By Alex R. Thiersch, JD, CEO of the American Med Spa Association (AmSpa)
In June 2018, Oregon-based physician Brenda Roberts had her medical license revoked for obtaining and using prescription medication from foreign countries. Roberts was a family practice doctor who was administering Botox treatments at her home on the side. She wasn’t necessarily doing anything inappropriate in terms of patient care, and she kept detailed records on her patients, but she was buying Botox from United Pharmacies—a “rogue pharmacy” that operates outside of U.S. Food and Drug Administration (FDA) governance—because Allergan noticed it was sending Botox to her home and cut off her account. FDA agents went through her trash and found that the Botox she used was intended for sale in Europe.
Roberts was participating in a practice called parallel importation, and while it is extremely enticing for medical spa owners looking after their bottom lines, it should be avoided at all costs, as Roberts’ case demonstrates.
A Controversial Practice
In countries such as the United Kingdom, Germany, France, Sweden and Canada, governments regulate the cost of pharmaceuticals.
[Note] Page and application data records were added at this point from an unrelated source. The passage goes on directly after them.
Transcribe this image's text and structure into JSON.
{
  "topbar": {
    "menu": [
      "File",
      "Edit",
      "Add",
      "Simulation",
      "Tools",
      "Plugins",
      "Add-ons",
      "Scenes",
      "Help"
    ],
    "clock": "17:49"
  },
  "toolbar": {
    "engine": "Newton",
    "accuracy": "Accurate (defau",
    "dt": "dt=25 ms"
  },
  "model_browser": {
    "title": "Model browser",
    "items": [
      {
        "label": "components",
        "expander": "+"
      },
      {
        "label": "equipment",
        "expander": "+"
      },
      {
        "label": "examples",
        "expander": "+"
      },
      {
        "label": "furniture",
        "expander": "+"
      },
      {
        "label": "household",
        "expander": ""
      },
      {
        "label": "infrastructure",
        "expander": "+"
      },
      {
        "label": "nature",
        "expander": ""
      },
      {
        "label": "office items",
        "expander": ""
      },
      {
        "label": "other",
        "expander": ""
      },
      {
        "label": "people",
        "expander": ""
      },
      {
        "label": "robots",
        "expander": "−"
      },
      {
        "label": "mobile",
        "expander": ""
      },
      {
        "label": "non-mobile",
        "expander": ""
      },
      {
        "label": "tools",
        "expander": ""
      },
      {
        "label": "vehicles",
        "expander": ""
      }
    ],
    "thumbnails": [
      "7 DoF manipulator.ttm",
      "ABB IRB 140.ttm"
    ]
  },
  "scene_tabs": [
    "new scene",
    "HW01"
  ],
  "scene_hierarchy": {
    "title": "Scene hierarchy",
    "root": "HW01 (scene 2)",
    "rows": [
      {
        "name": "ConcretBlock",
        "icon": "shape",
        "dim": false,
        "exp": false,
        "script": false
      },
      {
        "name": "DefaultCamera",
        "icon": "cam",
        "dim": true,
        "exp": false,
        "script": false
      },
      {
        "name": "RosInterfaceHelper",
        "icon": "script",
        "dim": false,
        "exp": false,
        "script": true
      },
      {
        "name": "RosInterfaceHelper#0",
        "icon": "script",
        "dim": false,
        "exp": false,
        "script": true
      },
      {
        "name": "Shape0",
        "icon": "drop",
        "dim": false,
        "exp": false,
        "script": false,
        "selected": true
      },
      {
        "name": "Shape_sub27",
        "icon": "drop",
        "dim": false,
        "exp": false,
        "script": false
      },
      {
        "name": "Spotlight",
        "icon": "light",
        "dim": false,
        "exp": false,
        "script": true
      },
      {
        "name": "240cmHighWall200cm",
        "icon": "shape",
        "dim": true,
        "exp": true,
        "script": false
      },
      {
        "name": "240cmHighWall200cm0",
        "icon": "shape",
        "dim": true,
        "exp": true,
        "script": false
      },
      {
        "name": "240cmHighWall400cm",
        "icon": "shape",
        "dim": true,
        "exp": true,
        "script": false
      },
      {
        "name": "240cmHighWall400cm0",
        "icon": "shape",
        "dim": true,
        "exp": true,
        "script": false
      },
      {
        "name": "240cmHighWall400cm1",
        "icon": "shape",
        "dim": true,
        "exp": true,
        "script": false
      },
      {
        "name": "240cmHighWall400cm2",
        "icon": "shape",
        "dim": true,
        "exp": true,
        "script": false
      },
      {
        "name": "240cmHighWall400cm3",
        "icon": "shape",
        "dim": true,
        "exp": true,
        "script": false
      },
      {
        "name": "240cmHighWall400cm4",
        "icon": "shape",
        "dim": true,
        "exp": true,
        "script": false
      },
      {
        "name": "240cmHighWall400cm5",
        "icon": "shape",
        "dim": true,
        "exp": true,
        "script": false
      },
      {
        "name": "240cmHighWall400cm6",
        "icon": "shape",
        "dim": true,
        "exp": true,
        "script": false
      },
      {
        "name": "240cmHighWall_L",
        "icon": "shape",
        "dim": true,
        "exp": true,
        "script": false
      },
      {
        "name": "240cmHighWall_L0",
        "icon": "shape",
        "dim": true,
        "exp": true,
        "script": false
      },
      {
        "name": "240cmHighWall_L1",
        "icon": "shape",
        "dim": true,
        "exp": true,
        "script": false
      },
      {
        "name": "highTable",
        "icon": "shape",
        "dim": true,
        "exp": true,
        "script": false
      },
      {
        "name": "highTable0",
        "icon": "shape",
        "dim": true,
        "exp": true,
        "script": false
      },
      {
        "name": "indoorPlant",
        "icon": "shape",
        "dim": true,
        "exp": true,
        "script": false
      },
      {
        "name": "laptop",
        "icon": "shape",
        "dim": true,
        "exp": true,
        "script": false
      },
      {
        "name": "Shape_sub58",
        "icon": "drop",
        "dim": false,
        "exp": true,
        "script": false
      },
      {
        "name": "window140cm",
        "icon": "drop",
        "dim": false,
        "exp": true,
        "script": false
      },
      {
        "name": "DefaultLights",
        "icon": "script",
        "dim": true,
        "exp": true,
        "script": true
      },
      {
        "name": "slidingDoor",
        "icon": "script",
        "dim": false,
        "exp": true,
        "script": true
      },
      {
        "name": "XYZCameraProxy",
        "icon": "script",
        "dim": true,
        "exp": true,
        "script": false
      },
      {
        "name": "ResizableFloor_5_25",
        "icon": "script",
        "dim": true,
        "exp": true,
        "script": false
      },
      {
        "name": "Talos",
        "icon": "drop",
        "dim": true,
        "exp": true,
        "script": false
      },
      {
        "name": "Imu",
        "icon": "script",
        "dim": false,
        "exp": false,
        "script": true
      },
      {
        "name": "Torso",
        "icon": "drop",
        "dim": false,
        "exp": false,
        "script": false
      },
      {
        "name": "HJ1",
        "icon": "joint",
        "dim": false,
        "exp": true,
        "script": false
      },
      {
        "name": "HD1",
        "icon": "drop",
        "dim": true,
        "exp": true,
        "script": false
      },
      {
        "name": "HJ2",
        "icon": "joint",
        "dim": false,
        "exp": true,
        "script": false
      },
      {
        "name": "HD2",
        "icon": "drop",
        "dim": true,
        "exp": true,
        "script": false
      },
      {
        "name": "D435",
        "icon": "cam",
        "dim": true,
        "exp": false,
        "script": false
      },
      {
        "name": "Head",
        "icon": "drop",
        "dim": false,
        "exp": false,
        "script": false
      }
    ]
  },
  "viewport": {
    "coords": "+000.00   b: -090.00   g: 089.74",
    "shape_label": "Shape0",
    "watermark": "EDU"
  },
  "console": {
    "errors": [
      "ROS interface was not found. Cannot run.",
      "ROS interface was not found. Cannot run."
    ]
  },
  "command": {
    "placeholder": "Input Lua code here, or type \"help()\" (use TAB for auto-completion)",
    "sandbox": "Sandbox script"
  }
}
These measures are ostensibly designed to prevent drug manufacturers from charging excessive prices for essential medicine, but they also apply to pharmaceuticals used for elective procedures, including Botox.
In the U.S., however, FDA does not regulate drug prices, so drug manufacturers essentially can charge whatever they feel the market will bear for their products; that price is invariably much higher than what is charged in countries that have cost controls.
Because of this, it has become somewhat common for U.S.-based providers to buy drugs from licensed dealers in countries where cost controls are enforced. The prices are up to 50% lower than what the buyers would have to pay if they were purchasing the drugs directly from the manufacturer.
Both parties benefit from this arrangement. The buyers get legitimate pharmaceuticals for much less than they would pay if they bought directly from the manufacturers, and the dealers can make their money simply by marking the product up slightly. These are not counterfeit pharmaceuticals like the ones that are typically manufactured in China that have flooded the market in recent years—these are almost invariably the same drugs that are approved by the FDA and sold in the U.S.
Understanding the Rules
While parallel importation of consumer goods is broadly legal in the U.S.—the Supreme Court ruled that to be the case in a 2013 case involving textbooks—Roberts’ case demonstrates that the distribution of drugs that are not explicitly intended for use in the U.S. is absolutely illegal, and that FDA and the U.S. Drug Enforcement Agency (which also participated in the investigation) are taking cases such as this extremely seriously. There hasn’t been much enforcement yet, but this demonstrates that the issue is definitely on the agencies’ radars.
Despite the relatively low risk of being caught, ByrdAdatto and AmSpa steadfastly believe that medical aesthetics practices should not participate in parallel importation. The potential consequences definitely outweigh the cost savings. If your practice’s profitability depends on buying cheap drugs, you need to re-evaluate the way you do business. Practices should remain compliant with FDA and other regulatory agencies, regardless of whether they think a drug is overpriced. It is absolutely possible to run a medical aesthetic practice that is both very profitable and compliant with all laws and regulations.
If you need more information about parallel importation, consult with your healthcare attorney. AmSpa members can take advantage of their annual compliance consultation with ByrdAdatto. You can also learn the keys to running a medical spa practice profitably and compliantly at an AmSpa Medical Spa & Aesthetic Boot Camp.